Operators at Iran's Natanz nuclear facility might well have caught Stuxnet before it spread and sabotaged operations at the plant if they had been watching the wires for anomalous network traffic, a pair of ICS/SCADA experts say.
Rob Caldwell and Chris Sistrunk of Mandiant, a FireEye company, say network security monitoring is a simple and inexpensive technique for detecting attack attempts against power plants and other ICS/SCADA environments. Various free open-source monitoring tools can help spot unusual file traffic or command and control communications.
"NSM would have caught" Stuxnet, says Sistrunk, senior consultant with Mandiant's ICS practice. It would have shown, for example, the infamous malware getting updated, he says.
"Any time a PLC gets a new code update, [for example], and if you were aware of your files, you could see that file go across the wire," he says.
Sistrunk and Caldwell, principal consultant with Mandiant, say network security monitoring also could catch the infamous Havex and BlackEnergy malware associated with attacks on ICS/SCADA networks, for example. The monitoring technique could be set to detect known indicators of compromise, says Caldwell, who with Sistrunk next week at the S4 Conference in Miami will school ICS/SCADA operators on the use of open-source NSM for their networks.
"We're really just trying to evangelize, getting folks to start looking at what's going in their [industrial] control systems. You can do all of this stuff with open source [tools] out there. And if you want to take advantage of automation and some GUIs, you can look at commercial software" as well, Caldwell says.
Passive network security monitoring isn't new to the traditional IT network space, and security experts such as Richard Bejtlich, chief security strategist for FireEye, have recommended it for some time as a key element to incident response.
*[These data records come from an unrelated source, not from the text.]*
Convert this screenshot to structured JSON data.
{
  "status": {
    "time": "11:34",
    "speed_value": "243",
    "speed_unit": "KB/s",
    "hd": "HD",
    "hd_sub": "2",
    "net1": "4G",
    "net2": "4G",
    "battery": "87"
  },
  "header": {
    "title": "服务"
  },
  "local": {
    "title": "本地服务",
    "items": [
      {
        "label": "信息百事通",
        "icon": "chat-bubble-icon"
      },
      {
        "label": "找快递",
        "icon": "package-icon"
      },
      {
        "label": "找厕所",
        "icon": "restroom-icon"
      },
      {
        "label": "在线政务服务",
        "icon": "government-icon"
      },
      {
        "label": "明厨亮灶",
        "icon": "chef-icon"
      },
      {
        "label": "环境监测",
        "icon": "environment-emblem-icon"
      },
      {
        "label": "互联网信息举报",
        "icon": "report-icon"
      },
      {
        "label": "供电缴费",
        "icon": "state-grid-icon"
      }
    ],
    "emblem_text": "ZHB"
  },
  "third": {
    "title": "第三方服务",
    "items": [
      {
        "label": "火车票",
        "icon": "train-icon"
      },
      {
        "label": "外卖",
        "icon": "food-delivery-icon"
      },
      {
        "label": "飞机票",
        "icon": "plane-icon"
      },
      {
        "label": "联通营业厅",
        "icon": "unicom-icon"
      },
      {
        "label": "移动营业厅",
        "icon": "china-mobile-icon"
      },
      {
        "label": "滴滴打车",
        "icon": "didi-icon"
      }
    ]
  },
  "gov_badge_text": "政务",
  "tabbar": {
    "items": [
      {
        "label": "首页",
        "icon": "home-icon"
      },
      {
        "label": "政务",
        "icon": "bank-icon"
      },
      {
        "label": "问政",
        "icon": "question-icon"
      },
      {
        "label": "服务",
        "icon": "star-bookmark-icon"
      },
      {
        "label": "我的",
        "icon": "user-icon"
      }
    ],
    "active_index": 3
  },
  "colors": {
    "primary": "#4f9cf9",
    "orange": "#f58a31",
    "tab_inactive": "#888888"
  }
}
Sistrunk and Caldwell say it's a perfect fit for the ICS environment because it's non-intrusive, so there's no risk of it disrupting critical processes or operations.
"It all comes back to the premise … know your network," Caldwell says. That means watching the flows of traffic and knowing what's normal and what's not, and drilling down into what types of sessions and transactions occur, he says. "Not just looking at data, but at any extracted content, what kind of files are spreading around the network, and what Web pages are being hit or DNS servers are being resolved," he says.
"A network-centric point of view gives a lot of clues to tie into seeing if anything has been compromised," he says.
There are several open source network security monitoring tools; Caldwell and Sistrunk at S4 will demonstrate a set of tools from the open-source Security Onion Linux suite, including Wireshark, NetworkMiner, Bro, and Snorby, for network monitoring and intrusion detection.
Few ICS/SCADA operators today employ network security monitoring. Dale Peterson, CEO at ICS/SCADA consulting firm Digital Bond and host of the S4 Conference, says some large oil companies and other critical infrastructure operators with more mature security programs employ NSM. "NSM is a huge tool," Peterson says, especially for helping an organization detect and recover quickly from an attack or attempt. "It depends on the maturity of the ICS security program. So we typically don't recommend it unless you have good perimeter [security] and the ability to recover" from an attack, he says.
Peterson says it's relatively simple to institute network security monitoring in an ICS network. "Communications going to and from PLCs … should be very consistent," so it would catch any unusual traffic, he says.
"If you want to keep it simple, just do log management and alerting," Peterson says. The next level of monitoring would be the use of commercial monitoring tools commonly found in security operations centers such as SIEM and IDS/IPS, he notes.
Open-source NSM isn't a set-it-and-forget-it process, though. "The fundamental thing is you've got to have people involved, using their intel to be able to say 'this is not normal'" traffic, Caldwell says.